McGwire comes clean on steroids
By Ronald Blum
NEW YORK — Sobbing and sniffling, Mark McGwire finally answered the steroid question.
Ending more than a decade of denials and evasion, McGwire admitted yesterday what many had suspected for so long — that steroids and human growth hormone helped make him a home run king.
"The toughest thing is my wife, my parents, close friends have had no idea that I hid it from them all this time," he told The Associated Press in an emotional, 20-minute interview. "I knew this day was going to come. I didn't know when."
In a quavering voice, McGwire apologized and said he used steroids and human growth hormone on and off for a decade, starting before the 1990 season and including the year he broke Roger Maris' single-season home run record in 1998.
"I wish I had never touched steroids," McGwire said. "It was foolish and it was a mistake."
He had mostly disappeared since his infamous testimony before a congressional committee in March 2005, when he said, "I'm not here to talk about the past." He had been in self-imposed exile from public view, an object of ridicule for refusing to answer the questions.
Once he was hired by the Cardinals in October to be their hitting coach, however, he knew he had to say something before the start of spring training in mid-February.
Before a carefully rolled out schedule of statements and interviews, he called commissioner Bud Selig, St. Louis manager Tony La Russa and Maris' widow, Pat, yesterday to personally break the news and left messages for the current stars of the Cardinals. He issued a statement and called the AP to get his admission out, then gave several interviews.
"It was a wrong thing what I did. I totally regret it. I just wish I was never in that era," he said.
McGwire even understands why the Maris family now believes that Maris' 61 homers in 1961 should be considered the authentic record.
"They have every right to," McGwire said in an interview on the MLB Network.
In his AP interview, McGwire's voice shook when he recounted breaking the news to his son, Matt, who is 22. When McGwire hit the record homer, he hoisted Matt — then a 10-year-old batboy — at home plate. The former player called that conversation the toughest task in the ordeal.

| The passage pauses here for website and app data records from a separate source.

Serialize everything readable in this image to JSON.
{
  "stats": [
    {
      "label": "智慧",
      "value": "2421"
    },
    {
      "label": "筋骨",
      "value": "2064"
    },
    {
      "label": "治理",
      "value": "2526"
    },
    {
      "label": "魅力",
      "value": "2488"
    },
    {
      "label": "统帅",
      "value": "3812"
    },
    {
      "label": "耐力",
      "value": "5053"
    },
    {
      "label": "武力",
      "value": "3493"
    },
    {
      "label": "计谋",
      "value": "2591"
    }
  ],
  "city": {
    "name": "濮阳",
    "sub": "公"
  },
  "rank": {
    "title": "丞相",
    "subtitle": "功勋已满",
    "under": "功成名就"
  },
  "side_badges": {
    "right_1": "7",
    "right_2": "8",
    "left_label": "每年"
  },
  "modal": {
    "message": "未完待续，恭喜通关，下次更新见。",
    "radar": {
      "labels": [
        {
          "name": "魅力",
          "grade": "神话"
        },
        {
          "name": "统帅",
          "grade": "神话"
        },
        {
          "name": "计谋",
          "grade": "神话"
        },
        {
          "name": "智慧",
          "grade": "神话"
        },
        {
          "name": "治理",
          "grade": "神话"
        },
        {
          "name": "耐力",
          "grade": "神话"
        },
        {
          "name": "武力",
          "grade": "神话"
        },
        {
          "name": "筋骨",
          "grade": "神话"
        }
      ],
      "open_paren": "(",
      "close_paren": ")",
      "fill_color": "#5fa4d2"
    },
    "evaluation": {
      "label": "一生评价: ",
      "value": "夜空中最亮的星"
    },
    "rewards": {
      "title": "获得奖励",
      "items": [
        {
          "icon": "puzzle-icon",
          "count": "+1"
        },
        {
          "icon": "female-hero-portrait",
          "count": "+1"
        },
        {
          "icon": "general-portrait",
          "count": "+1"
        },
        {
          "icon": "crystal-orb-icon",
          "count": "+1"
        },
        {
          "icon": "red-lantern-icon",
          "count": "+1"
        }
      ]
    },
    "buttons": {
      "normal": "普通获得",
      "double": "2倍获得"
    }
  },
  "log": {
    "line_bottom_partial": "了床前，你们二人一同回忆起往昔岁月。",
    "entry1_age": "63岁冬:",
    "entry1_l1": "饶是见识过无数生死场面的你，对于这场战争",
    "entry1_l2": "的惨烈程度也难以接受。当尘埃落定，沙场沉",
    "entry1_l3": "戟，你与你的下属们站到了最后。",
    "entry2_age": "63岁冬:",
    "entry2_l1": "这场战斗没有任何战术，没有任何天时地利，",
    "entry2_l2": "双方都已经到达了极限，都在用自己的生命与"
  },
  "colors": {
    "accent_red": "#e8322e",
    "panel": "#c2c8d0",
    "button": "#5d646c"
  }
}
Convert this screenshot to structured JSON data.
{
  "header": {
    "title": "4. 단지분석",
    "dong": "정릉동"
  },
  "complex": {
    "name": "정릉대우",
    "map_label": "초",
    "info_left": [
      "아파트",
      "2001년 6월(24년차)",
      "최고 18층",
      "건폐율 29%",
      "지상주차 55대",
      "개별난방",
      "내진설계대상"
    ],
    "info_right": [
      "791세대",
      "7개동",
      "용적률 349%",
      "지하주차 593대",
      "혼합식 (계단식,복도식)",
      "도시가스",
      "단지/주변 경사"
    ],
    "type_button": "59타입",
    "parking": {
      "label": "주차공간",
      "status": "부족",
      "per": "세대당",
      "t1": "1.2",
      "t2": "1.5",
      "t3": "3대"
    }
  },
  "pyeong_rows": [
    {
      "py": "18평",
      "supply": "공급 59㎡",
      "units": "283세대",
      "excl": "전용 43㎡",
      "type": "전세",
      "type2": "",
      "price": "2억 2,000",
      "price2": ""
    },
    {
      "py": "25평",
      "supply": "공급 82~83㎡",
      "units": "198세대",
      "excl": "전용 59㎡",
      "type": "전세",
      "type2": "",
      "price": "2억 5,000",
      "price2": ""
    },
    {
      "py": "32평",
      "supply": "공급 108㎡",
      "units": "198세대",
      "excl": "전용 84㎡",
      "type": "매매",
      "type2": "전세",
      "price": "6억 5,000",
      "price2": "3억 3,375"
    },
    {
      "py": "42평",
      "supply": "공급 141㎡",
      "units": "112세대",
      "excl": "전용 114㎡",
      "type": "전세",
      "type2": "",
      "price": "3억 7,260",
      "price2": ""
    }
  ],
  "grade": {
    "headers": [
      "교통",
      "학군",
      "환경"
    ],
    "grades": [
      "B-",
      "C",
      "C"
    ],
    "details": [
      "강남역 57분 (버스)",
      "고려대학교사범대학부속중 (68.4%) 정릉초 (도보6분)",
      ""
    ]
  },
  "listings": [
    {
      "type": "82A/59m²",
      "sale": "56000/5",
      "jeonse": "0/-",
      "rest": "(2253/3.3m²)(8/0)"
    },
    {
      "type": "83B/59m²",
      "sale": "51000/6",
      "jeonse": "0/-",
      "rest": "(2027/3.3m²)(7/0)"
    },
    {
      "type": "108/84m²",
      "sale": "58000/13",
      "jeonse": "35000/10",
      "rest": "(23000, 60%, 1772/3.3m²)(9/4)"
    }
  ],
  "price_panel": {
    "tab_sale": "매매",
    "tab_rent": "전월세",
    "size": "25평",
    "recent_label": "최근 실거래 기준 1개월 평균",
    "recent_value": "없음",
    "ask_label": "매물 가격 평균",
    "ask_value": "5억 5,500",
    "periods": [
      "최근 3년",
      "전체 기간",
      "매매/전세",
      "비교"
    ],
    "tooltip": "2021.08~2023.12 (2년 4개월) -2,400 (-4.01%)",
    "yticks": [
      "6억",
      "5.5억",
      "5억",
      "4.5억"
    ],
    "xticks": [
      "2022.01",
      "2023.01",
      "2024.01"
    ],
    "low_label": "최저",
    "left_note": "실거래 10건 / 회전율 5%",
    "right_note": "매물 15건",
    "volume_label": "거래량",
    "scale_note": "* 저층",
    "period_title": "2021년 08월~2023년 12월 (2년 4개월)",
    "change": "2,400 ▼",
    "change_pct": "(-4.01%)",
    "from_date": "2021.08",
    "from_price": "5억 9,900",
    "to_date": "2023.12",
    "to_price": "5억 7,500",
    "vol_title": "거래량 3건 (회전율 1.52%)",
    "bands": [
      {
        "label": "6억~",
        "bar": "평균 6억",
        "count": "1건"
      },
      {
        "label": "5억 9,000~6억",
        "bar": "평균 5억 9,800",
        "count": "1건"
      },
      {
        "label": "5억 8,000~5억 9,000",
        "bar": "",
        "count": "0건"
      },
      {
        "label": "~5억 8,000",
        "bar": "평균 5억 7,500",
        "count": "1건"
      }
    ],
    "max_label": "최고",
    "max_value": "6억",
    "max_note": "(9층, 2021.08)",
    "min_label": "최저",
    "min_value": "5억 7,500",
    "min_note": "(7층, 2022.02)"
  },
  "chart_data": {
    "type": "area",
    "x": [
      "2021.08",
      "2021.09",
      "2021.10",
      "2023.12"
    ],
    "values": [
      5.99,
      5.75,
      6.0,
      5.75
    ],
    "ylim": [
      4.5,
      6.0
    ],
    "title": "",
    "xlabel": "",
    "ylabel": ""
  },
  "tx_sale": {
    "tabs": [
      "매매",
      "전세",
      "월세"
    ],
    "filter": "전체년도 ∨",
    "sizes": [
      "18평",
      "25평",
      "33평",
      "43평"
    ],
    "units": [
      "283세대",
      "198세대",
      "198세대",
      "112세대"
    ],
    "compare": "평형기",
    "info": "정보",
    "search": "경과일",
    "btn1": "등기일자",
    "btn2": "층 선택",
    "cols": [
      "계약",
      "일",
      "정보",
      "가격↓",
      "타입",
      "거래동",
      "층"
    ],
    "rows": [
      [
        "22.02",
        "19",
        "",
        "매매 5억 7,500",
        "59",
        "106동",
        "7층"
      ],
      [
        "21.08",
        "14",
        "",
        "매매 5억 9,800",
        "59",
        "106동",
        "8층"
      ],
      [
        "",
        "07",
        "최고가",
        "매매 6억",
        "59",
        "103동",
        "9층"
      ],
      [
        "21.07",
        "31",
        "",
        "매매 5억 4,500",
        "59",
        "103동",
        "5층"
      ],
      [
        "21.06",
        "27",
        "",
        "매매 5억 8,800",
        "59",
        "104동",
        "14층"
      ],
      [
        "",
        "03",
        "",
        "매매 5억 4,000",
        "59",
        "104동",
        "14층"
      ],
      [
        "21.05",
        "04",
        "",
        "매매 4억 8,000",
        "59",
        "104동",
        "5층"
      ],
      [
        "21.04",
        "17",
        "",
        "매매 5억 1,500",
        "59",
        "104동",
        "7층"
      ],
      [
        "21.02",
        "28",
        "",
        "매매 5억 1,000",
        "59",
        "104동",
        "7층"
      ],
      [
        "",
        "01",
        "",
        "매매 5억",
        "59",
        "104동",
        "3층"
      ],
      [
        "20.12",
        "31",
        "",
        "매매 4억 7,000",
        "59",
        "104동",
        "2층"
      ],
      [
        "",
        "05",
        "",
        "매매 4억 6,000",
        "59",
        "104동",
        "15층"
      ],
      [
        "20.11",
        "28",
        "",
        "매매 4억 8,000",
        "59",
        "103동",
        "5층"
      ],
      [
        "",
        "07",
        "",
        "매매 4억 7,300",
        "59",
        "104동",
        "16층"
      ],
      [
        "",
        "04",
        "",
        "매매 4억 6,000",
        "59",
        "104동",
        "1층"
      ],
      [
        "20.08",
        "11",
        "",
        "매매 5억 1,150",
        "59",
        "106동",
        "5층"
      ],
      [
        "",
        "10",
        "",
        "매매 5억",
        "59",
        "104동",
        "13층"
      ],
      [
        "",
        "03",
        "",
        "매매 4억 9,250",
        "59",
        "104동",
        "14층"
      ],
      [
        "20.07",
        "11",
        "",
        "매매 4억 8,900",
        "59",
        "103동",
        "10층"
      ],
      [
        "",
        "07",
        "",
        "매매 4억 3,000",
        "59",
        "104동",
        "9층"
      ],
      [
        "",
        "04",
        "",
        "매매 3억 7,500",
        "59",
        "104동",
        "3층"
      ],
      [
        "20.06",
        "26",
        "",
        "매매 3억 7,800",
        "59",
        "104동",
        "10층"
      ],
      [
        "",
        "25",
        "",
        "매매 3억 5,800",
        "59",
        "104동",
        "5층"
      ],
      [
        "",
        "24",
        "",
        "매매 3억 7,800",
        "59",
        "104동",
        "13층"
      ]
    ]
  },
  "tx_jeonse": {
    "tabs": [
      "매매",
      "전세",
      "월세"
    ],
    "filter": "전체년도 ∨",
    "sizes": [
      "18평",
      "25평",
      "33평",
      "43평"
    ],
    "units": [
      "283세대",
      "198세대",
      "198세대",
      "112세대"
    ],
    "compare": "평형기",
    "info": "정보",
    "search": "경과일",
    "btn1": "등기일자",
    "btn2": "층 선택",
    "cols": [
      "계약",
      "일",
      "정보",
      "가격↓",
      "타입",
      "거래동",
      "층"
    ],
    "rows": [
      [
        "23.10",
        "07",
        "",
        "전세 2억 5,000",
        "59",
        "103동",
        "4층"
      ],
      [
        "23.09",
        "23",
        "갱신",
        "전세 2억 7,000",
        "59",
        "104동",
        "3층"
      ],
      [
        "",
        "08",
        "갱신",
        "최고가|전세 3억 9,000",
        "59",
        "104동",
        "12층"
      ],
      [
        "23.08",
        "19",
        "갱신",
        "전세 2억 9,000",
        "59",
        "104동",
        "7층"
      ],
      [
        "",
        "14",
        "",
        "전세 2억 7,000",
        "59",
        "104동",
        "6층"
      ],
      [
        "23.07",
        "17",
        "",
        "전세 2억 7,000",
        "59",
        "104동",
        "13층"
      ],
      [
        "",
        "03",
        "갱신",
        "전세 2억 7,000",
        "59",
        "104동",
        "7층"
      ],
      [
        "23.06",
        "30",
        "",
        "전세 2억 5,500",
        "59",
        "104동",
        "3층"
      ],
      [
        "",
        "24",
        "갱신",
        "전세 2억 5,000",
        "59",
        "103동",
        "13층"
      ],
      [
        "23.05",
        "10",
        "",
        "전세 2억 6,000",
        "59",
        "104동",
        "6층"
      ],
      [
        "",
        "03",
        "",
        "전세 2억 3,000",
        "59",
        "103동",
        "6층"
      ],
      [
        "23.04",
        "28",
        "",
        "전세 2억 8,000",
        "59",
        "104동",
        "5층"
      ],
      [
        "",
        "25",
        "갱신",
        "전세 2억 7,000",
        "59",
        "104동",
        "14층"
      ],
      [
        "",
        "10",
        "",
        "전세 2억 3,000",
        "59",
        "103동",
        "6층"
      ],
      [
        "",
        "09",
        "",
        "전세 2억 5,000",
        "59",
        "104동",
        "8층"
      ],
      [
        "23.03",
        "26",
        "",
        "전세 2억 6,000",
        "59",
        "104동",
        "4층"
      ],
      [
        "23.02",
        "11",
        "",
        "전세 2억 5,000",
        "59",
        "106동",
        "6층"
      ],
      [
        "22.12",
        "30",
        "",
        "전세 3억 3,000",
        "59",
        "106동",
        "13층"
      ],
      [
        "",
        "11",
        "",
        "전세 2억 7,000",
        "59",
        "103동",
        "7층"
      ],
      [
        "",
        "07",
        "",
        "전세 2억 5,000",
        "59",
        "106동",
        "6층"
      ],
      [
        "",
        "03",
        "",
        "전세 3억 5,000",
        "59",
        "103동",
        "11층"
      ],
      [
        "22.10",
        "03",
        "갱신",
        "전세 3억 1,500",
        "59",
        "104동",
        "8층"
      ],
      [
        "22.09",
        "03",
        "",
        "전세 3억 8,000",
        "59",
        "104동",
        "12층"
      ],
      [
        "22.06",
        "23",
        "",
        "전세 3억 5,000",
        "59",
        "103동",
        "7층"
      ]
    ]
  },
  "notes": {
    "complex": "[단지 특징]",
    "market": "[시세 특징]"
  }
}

"He's very, very understandable. So are my parents," McGwire said. "The biggest thing that they said is they're very proud of me, that I'm doing this. They all believe it's for the better. And then I just hope we can move on from this and start my new career as a coach."
McGwire was a baseball icon — Big Mac, with a Paul Bunyan physique and a home run swing that made fans come out to the ballpark early to watch batting practice. He hit 583 home runs, tied for eighth on the career list, and his average of one every 10.6 at-bats is the best in history.
His record of 70 home runs in 1998 was surpassed by Barry Bonds' 73 in 2001 — the year of McGwire's retirement. Bonds himself has denied knowingly using illegal drugs but has been indicted on charges he made false statements to a federal grand jury and obstructed justice.
In four appearances on the Hall of Fame ballot, McGwire has hovered at 21-24 percent, well below the 75 percent necessary.
"This has nothing to do with the Hall of Fame," he said. "This has to do with me coming clean, getting it off my chest, and five years that I've held this in."
McGwire said he first used steroids between the 1989 and 1990 seasons, after helping the Oakland Athletics to a World Series sweep when he and Jose Canseco formed the Bash Brothers.
"When you work out at gyms, people talk about things like that. It was readily available," he said. "I tried it for a couple of weeks. I really didn't think much of it."
He said he returned to steroids after the 1993 season, when he missed all but 27 games with a mysterious heel injury, after being told steroids might speed his recovery.
"I did this for health purposes. There's no way I did this for any type of strength purposes," he said.
McGwire's 70 homers in 1998 came in a compelling race with Sammy Sosa, who finished with 66. More than anything else, the home run spree revitalized baseball following the crippling strike that wiped out the 1994 World Series.
Now that McGwire has come clean, increased glare might fall on Sosa, who has denied using performing-enhancing drugs.
Selig praised McGwire, saying: "This statement of contrition, I believe, will make Mark's re-entry into the game much smoother and easier."